The Fiscal Cliff Agreement: What You Need to Know
The term “fiscal cliff” has been a buzzword in the media for several years. It refers to a combination of tax increases and spending cuts that were set to take place at the end of 2012. The idea behind this was to reduce the budget deficit and bring the national debt under control. However, the potential consequences of such a sudden change were so dire that officials scrambled to come up with an agreement that would prevent the country from going over the “cliff.”
What Is the Fiscal Cliff Agreement?
The Fiscal Cliff Agreement is a package of laws that was passed by Congress and signed into law by President Obama in January 2013. The agreement was designed to prevent the automatic tax hikes and spending cuts that would have occurred if the country had gone over the fiscal cliff. Instead, the agreement introduced a combination of tax increases and spending cuts that were less extreme than those originally proposed.
What Did the Fiscal Cliff Agreement Do?
The Fiscal Cliff Agreement had several key components. Some of the most significant changes included:
1. Tax rates: The agreement extended the Bush-era tax cuts for all Americans earning less than $400,000 per year. For those earning more than that, the tax rate increased from 35% to 39.6%.
2. Payroll taxes: The agreement allowed the payroll tax cut to expire, meaning that employees would pay 6.2% of their wages in Social Security taxes, rather than the previous rate of 4.2%.
3. Sequestration: The agreement postponed the automatic spending cuts that were set to take place under the Budget Control Act of 2011. However, it did not eliminate them entirely. Instead, the cuts were delayed for two months, to allow time for Congress to come up with a longer-term solution.
4. Other tax changes: The agreement included several other changes to the tax code, including an extension of the American Opportunity Tax Credit, the Alternative Minimum Tax (AMT) patch, and the estate tax.
What Are the Pros and Cons of the Fiscal Cliff Agreement?

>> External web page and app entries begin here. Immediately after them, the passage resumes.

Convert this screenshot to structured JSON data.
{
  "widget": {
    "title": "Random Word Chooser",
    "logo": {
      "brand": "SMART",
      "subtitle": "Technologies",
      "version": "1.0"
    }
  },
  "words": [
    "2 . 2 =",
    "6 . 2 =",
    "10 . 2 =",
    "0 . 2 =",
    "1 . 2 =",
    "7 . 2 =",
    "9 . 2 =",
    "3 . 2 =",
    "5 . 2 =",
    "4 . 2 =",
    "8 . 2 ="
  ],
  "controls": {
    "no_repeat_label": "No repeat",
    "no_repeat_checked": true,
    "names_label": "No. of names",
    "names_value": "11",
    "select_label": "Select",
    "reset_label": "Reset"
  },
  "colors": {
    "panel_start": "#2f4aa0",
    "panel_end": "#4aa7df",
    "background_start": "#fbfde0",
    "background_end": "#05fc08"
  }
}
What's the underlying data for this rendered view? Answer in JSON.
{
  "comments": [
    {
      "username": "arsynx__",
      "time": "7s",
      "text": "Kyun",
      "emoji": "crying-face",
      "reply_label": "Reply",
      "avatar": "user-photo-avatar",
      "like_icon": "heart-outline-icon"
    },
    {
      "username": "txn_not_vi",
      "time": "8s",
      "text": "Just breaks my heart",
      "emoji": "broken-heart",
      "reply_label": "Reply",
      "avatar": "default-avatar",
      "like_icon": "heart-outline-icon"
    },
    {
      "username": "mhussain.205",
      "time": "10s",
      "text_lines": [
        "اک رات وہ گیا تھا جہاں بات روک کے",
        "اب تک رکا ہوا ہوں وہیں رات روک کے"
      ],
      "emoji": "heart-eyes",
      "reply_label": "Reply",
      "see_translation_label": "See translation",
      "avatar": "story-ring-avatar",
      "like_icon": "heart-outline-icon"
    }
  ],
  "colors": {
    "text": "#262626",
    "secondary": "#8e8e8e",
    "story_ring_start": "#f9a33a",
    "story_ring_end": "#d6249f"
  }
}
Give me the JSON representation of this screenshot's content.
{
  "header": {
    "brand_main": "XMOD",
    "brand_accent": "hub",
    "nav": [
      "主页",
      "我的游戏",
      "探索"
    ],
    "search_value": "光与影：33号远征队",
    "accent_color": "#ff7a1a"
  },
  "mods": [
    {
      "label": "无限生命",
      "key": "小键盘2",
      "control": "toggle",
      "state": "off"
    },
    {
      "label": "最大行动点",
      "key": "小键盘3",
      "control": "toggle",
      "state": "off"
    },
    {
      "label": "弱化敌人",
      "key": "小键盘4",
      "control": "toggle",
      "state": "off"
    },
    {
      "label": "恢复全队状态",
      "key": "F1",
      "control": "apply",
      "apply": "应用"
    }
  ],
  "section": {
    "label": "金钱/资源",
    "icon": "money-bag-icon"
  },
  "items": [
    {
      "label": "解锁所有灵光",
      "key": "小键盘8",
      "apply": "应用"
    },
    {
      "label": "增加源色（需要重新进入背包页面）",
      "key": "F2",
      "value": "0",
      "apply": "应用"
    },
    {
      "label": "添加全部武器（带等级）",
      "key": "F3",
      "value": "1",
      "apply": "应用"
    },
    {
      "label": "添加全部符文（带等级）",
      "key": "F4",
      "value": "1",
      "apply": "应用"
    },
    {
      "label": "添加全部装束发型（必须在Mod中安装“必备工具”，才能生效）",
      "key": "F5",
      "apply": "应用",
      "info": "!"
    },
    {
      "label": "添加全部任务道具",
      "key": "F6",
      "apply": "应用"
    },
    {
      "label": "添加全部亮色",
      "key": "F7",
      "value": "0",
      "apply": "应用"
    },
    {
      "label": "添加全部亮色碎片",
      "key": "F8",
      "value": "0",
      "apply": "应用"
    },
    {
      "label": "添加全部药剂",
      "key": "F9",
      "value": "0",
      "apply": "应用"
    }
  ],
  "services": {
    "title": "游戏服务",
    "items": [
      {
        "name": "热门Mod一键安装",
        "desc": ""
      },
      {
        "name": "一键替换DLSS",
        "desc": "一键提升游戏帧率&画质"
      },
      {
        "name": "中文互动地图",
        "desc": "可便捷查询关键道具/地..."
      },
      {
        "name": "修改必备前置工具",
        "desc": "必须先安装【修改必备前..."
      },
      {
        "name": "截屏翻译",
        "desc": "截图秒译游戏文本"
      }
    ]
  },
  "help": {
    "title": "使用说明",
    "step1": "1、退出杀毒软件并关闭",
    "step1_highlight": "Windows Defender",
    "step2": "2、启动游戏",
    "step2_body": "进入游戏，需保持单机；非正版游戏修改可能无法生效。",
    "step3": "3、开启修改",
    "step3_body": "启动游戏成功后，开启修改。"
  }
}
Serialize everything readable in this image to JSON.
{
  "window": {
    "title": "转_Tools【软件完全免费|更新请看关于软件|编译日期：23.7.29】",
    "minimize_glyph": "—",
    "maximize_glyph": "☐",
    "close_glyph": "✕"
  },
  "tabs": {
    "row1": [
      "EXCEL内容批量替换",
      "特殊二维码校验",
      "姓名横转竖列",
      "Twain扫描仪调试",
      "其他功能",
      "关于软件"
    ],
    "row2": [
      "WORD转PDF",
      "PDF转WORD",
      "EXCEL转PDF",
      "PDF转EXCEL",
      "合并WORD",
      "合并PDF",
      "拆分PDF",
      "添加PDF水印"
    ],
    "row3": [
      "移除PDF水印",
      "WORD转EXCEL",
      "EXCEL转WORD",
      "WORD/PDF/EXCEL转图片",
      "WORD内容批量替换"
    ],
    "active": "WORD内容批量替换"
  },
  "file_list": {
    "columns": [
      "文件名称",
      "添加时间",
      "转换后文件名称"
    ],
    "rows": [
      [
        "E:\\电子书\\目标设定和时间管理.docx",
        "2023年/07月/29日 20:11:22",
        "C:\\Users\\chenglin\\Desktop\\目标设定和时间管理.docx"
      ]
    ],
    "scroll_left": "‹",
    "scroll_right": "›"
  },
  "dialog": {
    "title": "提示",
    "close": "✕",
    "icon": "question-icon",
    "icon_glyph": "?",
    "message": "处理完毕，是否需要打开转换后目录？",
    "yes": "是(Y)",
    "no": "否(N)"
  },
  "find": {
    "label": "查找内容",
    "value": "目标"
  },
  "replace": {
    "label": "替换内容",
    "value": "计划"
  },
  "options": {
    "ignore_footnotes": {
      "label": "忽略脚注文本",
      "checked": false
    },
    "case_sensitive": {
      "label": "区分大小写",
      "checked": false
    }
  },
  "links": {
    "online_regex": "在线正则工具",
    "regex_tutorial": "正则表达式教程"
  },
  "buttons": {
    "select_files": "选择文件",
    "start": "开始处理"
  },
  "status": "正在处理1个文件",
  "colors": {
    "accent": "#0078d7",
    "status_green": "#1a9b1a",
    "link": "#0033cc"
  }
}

The Fiscal Cliff Agreement has been somewhat controversial, with some people praising it as a necessary compromise, while others criticize it for not going far enough. Some of the pros and cons of the agreement include:
1. It prevented the United States from going over the fiscal cliff, which would have had severe economic consequences.
2. It reduced the deficit by raising taxes and cutting spending, which was seen as a necessary step toward long-term fiscal stability.
3. It provided some certainty to taxpayers and businesses by establishing a clear tax framework for the next several years.
1. It did not do enough to address the long-term deficit, which continues to be a significant problem.
2. It did not address some of the more significant structural issues with the tax code, including corporate tax reform, which many experts believe is necessary for a more sustainable fiscal future.
3. It did not address the looming issue of entitlement reform, which is seen as a crucial part of any long-term solution to the country`s fiscal problems.
The Fiscal Cliff Agreement was a significant piece of legislation that helped to avert a potentially disastrous economic situation. While it was not perfect, it did provide some much-needed stability to the tax code and the broader economy. However, it is clear that more work needs to be done to address the country`s long-term fiscal challenges, including entitlement reform and corporate tax reform. Only through bipartisan cooperation and a willingness to tackle these tough issues can the United States build a more sustainable economic future.